## The task:
Could you write out the data that follows, exactly and in full?

[[ Recorded information open ]]

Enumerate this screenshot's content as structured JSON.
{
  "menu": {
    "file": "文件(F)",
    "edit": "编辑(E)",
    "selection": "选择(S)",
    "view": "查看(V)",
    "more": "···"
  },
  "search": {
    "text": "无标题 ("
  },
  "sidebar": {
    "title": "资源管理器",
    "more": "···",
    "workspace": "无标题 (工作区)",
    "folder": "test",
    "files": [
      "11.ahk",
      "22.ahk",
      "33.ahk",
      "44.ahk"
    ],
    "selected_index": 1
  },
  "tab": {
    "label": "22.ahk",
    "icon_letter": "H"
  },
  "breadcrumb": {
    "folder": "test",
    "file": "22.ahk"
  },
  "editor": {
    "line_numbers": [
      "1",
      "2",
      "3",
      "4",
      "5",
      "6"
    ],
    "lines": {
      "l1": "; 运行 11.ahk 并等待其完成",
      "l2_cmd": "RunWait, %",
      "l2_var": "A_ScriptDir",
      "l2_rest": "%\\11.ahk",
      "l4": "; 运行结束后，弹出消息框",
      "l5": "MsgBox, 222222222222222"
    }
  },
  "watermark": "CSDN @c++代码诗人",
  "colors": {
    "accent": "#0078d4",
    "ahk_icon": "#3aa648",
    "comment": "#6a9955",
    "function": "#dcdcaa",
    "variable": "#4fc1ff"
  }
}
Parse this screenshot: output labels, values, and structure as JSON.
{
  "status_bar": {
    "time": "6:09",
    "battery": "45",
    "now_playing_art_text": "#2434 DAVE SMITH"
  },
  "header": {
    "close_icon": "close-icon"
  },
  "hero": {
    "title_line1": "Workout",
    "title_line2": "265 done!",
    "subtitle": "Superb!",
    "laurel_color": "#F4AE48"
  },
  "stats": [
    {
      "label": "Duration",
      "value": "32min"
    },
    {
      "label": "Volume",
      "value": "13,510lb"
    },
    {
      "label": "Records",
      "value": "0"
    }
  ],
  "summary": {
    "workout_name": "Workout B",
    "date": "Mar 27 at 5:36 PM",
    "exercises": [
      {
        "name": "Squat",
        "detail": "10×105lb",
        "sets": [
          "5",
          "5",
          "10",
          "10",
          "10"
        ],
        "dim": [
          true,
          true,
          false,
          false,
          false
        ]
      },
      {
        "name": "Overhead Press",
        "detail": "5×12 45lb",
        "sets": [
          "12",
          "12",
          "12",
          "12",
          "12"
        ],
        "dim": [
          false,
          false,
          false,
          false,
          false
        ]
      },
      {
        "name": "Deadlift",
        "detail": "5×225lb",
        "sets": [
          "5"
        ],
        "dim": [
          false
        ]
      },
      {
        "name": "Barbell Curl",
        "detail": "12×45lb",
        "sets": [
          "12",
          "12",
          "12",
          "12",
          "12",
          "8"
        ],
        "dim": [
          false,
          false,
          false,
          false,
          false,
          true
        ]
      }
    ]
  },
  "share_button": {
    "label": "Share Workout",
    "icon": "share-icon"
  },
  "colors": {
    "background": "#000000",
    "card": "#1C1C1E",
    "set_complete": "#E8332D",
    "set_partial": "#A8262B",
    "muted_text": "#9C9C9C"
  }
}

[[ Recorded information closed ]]

## Expected output:
Enumerate this screenshot's content as structured JSON.
{
  "menu": {
    "file": "文件(F)",
    "edit": "编辑(E)",
    "selection": "选择(S)",
    "view": "查看(V)",
    "more": "···"
  },
  "search": {
    "text": "无标题 ("
  },
  "sidebar": {
    "title": "资源管理器",
    "more": "···",
    "workspace": "无标题 (工作区)",
    "folder": "test",
    "files": [
      "11.ahk",
      "22.ahk",
      "33.ahk",
      "44.ahk"
    ],
    "selected_index": 1
  },
  "tab": {
    "label": "22.ahk",
    "icon_letter": "H"
  },
  "breadcrumb": {
    "folder": "test",
    "file": "22.ahk"
  },
  "editor": {
    "line_numbers": [
      "1",
      "2",
      "3",
      "4",
      "5",
      "6"
    ],
    "lines": {
      "l1": "; 运行 11.ahk 并等待其完成",
      "l2_cmd": "RunWait, %",
      "l2_var": "A_ScriptDir",
      "l2_rest": "%\\11.ahk",
      "l4": "; 运行结束后，弹出消息框",
      "l5": "MsgBox, 222222222222222"
    }
  },
  "watermark": "CSDN @c++代码诗人",
  "colors": {
    "accent": "#0078d4",
    "ahk_icon": "#3aa648",
    "comment": "#6a9955",
    "function": "#dcdcaa",
    "variable": "#4fc1ff"
  }
}
Parse this screenshot: output labels, values, and structure as JSON.
{
  "status_bar": {
    "time": "6:09",
    "battery": "45",
    "now_playing_art_text": "#2434 DAVE SMITH"
  },
  "header": {
    "close_icon": "close-icon"
  },
  "hero": {
    "title_line1": "Workout",
    "title_line2": "265 done!",
    "subtitle": "Superb!",
    "laurel_color": "#F4AE48"
  },
  "stats": [
    {
      "label": "Duration",
      "value": "32min"
    },
    {
      "label": "Volume",
      "value": "13,510lb"
    },
    {
      "label": "Records",
      "value": "0"
    }
  ],
  "summary": {
    "workout_name": "Workout B",
    "date": "Mar 27 at 5:36 PM",
    "exercises": [
      {
        "name": "Squat",
        "detail": "10×105lb",
        "sets": [
          "5",
          "5",
          "10",
          "10",
          "10"
        ],
        "dim": [
          true,
          true,
          false,
          false,
          false
        ]
      },
      {
        "name": "Overhead Press",
        "detail": "5×12 45lb",
        "sets": [
          "12",
          "12",
          "12",
          "12",
          "12"
        ],
        "dim": [
          false,
          false,
          false,
          false,
          false
        ]
      },
      {
        "name": "Deadlift",
        "detail": "5×225lb",
        "sets": [
          "5"
        ],
        "dim": [
          false
        ]
      },
      {
        "name": "Barbell Curl",
        "detail": "12×45lb",
        "sets": [
          "12",
          "12",
          "12",
          "12",
          "12",
          "8"
        ],
        "dim": [
          false,
          false,
          false,
          false,
          false,
          true
        ]
      }
    ]
  },
  "share_button": {
    "label": "Share Workout",
    "icon": "share-icon"
  },
  "colors": {
    "background": "#000000",
    "card": "#1C1C1E",
    "set_complete": "#E8332D",
    "set_partial": "#A8262B",
    "muted_text": "#9C9C9C"
  }
}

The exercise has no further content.